● AIM OF THE TASK
Extract all records. Keep each one exact.

● Source data
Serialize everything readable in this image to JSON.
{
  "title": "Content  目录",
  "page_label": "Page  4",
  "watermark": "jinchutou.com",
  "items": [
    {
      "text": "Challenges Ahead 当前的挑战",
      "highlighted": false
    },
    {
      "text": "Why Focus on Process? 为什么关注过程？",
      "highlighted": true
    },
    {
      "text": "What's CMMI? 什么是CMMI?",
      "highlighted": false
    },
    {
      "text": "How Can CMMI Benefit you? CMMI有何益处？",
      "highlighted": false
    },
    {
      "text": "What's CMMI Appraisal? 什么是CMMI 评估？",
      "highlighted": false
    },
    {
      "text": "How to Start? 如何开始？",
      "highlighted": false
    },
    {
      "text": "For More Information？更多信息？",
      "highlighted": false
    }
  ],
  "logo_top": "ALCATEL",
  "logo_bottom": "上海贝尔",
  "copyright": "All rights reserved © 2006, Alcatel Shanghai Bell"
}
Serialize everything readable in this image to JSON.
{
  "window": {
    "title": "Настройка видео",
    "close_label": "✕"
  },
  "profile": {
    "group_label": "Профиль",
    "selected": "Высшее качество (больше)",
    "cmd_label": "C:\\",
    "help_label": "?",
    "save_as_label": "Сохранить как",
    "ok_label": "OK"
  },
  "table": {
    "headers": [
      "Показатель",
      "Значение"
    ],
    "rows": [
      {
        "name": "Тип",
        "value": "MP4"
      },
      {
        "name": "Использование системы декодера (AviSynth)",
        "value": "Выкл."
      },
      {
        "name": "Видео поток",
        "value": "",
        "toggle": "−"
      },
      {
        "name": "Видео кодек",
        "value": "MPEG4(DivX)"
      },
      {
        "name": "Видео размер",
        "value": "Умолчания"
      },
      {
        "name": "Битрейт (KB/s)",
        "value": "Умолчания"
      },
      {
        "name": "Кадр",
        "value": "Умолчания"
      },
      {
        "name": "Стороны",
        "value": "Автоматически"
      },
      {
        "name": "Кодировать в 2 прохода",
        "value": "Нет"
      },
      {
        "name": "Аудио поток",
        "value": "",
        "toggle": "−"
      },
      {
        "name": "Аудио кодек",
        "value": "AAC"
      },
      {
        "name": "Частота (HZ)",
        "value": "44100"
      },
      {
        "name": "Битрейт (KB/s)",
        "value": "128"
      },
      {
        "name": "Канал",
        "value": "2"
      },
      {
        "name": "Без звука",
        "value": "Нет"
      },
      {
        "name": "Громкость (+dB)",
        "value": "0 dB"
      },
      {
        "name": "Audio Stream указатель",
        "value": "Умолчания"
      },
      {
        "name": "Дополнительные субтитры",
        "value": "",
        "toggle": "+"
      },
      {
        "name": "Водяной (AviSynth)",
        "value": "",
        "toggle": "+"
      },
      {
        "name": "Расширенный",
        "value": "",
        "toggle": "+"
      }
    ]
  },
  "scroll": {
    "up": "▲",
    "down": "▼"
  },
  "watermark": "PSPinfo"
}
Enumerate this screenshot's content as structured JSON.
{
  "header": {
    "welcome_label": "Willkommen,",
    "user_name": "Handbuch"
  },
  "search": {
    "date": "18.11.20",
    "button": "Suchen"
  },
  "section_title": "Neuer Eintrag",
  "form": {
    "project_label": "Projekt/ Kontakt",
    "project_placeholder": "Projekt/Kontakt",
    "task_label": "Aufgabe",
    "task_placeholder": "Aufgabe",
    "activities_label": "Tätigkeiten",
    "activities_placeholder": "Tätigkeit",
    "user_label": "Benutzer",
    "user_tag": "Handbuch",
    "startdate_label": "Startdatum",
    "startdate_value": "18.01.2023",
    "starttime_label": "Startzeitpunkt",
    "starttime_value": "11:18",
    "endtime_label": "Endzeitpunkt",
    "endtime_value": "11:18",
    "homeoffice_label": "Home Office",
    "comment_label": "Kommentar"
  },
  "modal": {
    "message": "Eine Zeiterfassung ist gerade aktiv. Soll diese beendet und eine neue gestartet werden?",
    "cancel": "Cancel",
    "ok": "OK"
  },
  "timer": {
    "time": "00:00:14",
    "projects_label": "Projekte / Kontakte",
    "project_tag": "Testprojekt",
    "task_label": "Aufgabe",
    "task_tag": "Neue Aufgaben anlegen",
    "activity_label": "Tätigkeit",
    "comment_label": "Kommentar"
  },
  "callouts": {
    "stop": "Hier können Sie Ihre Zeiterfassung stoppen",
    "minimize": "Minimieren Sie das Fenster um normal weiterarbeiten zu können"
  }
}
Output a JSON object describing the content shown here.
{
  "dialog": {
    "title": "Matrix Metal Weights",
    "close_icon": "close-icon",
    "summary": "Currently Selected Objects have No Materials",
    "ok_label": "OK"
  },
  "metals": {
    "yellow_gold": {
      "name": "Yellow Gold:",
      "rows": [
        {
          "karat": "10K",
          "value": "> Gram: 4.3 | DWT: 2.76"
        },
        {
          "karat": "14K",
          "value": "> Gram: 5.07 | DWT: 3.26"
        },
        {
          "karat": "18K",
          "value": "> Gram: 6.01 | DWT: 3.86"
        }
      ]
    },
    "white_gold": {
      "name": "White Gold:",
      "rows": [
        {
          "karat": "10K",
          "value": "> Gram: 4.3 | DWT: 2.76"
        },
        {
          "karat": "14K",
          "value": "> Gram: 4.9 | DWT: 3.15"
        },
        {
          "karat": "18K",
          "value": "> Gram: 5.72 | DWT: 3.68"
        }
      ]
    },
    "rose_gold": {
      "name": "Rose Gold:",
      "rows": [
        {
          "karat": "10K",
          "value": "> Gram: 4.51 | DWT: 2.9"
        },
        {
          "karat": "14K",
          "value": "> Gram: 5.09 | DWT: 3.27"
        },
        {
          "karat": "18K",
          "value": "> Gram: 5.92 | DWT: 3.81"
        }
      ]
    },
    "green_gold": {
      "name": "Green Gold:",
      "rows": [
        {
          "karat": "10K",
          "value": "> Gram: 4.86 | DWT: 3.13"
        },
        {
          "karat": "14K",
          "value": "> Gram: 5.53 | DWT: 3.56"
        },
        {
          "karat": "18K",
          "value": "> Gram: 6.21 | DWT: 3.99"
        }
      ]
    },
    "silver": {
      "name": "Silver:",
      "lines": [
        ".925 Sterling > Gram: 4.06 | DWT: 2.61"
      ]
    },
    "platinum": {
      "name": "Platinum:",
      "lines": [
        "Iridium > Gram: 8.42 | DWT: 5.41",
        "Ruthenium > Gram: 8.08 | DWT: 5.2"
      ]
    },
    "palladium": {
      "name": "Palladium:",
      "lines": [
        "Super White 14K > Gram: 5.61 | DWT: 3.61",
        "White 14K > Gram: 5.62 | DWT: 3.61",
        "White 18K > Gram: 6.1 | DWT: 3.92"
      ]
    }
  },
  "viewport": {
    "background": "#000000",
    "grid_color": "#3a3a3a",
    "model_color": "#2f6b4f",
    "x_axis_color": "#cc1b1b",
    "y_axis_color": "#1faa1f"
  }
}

● RESPONSE TO THE EXERCISE
Serialize everything readable in this image to JSON.
{
  "title": "Content  目录",
  "page_label": "Page  4",
  "watermark": "jinchutou.com",
  "items": [
    {
      "text": "Challenges Ahead 当前的挑战",
      "highlighted": false
    },
    {
      "text": "Why Focus on Process? 为什么关注过程？",
      "highlighted": true
    },
    {
      "text": "What's CMMI? 什么是CMMI?",
      "highlighted": false
    },
    {
      "text": "How Can CMMI Benefit you? CMMI有何益处？",
      "highlighted": false
    },
    {
      "text": "What's CMMI Appraisal? 什么是CMMI 评估？",
      "highlighted": false
    },
    {
      "text": "How to Start? 如何开始？",
      "highlighted": false
    },
    {
      "text": "For More Information？更多信息？",
      "highlighted": false
    }
  ],
  "logo_top": "ALCATEL",
  "logo_bottom": "上海贝尔",
  "copyright": "All rights reserved © 2006, Alcatel Shanghai Bell"
}
Serialize everything readable in this image to JSON.
{
  "window": {
    "title": "Настройка видео",
    "close_label": "✕"
  },
  "profile": {
    "group_label": "Профиль",
    "selected": "Высшее качество (больше)",
    "cmd_label": "C:\\",
    "help_label": "?",
    "save_as_label": "Сохранить как",
    "ok_label": "OK"
  },
  "table": {
    "headers": [
      "Показатель",
      "Значение"
    ],
    "rows": [
      {
        "name": "Тип",
        "value": "MP4"
      },
      {
        "name": "Использование системы декодера (AviSynth)",
        "value": "Выкл."
      },
      {
        "name": "Видео поток",
        "value": "",
        "toggle": "−"
      },
      {
        "name": "Видео кодек",
        "value": "MPEG4(DivX)"
      },
      {
        "name": "Видео размер",
        "value": "Умолчания"
      },
      {
        "name": "Битрейт (KB/s)",
        "value": "Умолчания"
      },
      {
        "name": "Кадр",
        "value": "Умолчания"
      },
      {
        "name": "Стороны",
        "value": "Автоматически"
      },
      {
        "name": "Кодировать в 2 прохода",
        "value": "Нет"
      },
      {
        "name": "Аудио поток",
        "value": "",
        "toggle": "−"
      },
      {
        "name": "Аудио кодек",
        "value": "AAC"
      },
      {
        "name": "Частота (HZ)",
        "value": "44100"
      },
      {
        "name": "Битрейт (KB/s)",
        "value": "128"
      },
      {
        "name": "Канал",
        "value": "2"
      },
      {
        "name": "Без звука",
        "value": "Нет"
      },
      {
        "name": "Громкость (+dB)",
        "value": "0 dB"
      },
      {
        "name": "Audio Stream указатель",
        "value": "Умолчания"
      },
      {
        "name": "Дополнительные субтитры",
        "value": "",
        "toggle": "+"
      },
      {
        "name": "Водяной (AviSynth)",
        "value": "",
        "toggle": "+"
      },
      {
        "name": "Расширенный",
        "value": "",
        "toggle": "+"
      }
    ]
  },
  "scroll": {
    "up": "▲",
    "down": "▼"
  },
  "watermark": "PSPinfo"
}
Enumerate this screenshot's content as structured JSON.
{
  "header": {
    "welcome_label": "Willkommen,",
    "user_name": "Handbuch"
  },
  "search": {
    "date": "18.11.20",
    "button": "Suchen"
  },
  "section_title": "Neuer Eintrag",
  "form": {
    "project_label": "Projekt/ Kontakt",
    "project_placeholder": "Projekt/Kontakt",
    "task_label": "Aufgabe",
    "task_placeholder": "Aufgabe",
    "activities_label": "Tätigkeiten",
    "activities_placeholder": "Tätigkeit",
    "user_label": "Benutzer",
    "user_tag": "Handbuch",
    "startdate_label": "Startdatum",
    "startdate_value": "18.01.2023",
    "starttime_label": "Startzeitpunkt",
    "starttime_value": "11:18",
    "endtime_label": "Endzeitpunkt",
    "endtime_value": "11:18",
    "homeoffice_label": "Home Office",
    "comment_label": "Kommentar"
  },
  "modal": {
    "message": "Eine Zeiterfassung ist gerade aktiv. Soll diese beendet und eine neue gestartet werden?",
    "cancel": "Cancel",
    "ok": "OK"
  },
  "timer": {
    "time": "00:00:14",
    "projects_label": "Projekte / Kontakte",
    "project_tag": "Testprojekt",
    "task_label": "Aufgabe",
    "task_tag": "Neue Aufgaben anlegen",
    "activity_label": "Tätigkeit",
    "comment_label": "Kommentar"
  },
  "callouts": {
    "stop": "Hier können Sie Ihre Zeiterfassung stoppen",
    "minimize": "Minimieren Sie das Fenster um normal weiterarbeiten zu können"
  }
}
Output a JSON object describing the content shown here.
{
  "dialog": {
    "title": "Matrix Metal Weights",
    "close_icon": "close-icon",
    "summary": "Currently Selected Objects have No Materials",
    "ok_label": "OK"
  },
  "metals": {
    "yellow_gold": {
      "name": "Yellow Gold:",
      "rows": [
        {
          "karat": "10K",
          "value": "> Gram: 4.3 | DWT: 2.76"
        },
        {
          "karat": "14K",
          "value": "> Gram: 5.07 | DWT: 3.26"
        },
        {
          "karat": "18K",
          "value": "> Gram: 6.01 | DWT: 3.86"
        }
      ]
    },
    "white_gold": {
      "name": "White Gold:",
      "rows": [
        {
          "karat": "10K",
          "value": "> Gram: 4.3 | DWT: 2.76"
        },
        {
          "karat": "14K",
          "value": "> Gram: 4.9 | DWT: 3.15"
        },
        {
          "karat": "18K",
          "value": "> Gram: 5.72 | DWT: 3.68"
        }
      ]
    },
    "rose_gold": {
      "name": "Rose Gold:",
      "rows": [
        {
          "karat": "10K",
          "value": "> Gram: 4.51 | DWT: 2.9"
        },
        {
          "karat": "14K",
          "value": "> Gram: 5.09 | DWT: 3.27"
        },
        {
          "karat": "18K",
          "value": "> Gram: 5.92 | DWT: 3.81"
        }
      ]
    },
    "green_gold": {
      "name": "Green Gold:",
      "rows": [
        {
          "karat": "10K",
          "value": "> Gram: 4.86 | DWT: 3.13"
        },
        {
          "karat": "14K",
          "value": "> Gram: 5.53 | DWT: 3.56"
        },
        {
          "karat": "18K",
          "value": "> Gram: 6.21 | DWT: 3.99"
        }
      ]
    },
    "silver": {
      "name": "Silver:",
      "lines": [
        ".925 Sterling > Gram: 4.06 | DWT: 2.61"
      ]
    },
    "platinum": {
      "name": "Platinum:",
      "lines": [
        "Iridium > Gram: 8.42 | DWT: 5.41",
        "Ruthenium > Gram: 8.08 | DWT: 5.2"
      ]
    },
    "palladium": {
      "name": "Palladium:",
      "lines": [
        "Super White 14K > Gram: 5.61 | DWT: 3.61",
        "White 14K > Gram: 5.62 | DWT: 3.61",
        "White 18K > Gram: 6.1 | DWT: 3.92"
      ]
    }
  },
  "viewport": {
    "background": "#000000",
    "grid_color": "#3a3a3a",
    "model_color": "#2f6b4f",
    "x_axis_color": "#cc1b1b",
    "y_axis_color": "#1faa1f"
  }
}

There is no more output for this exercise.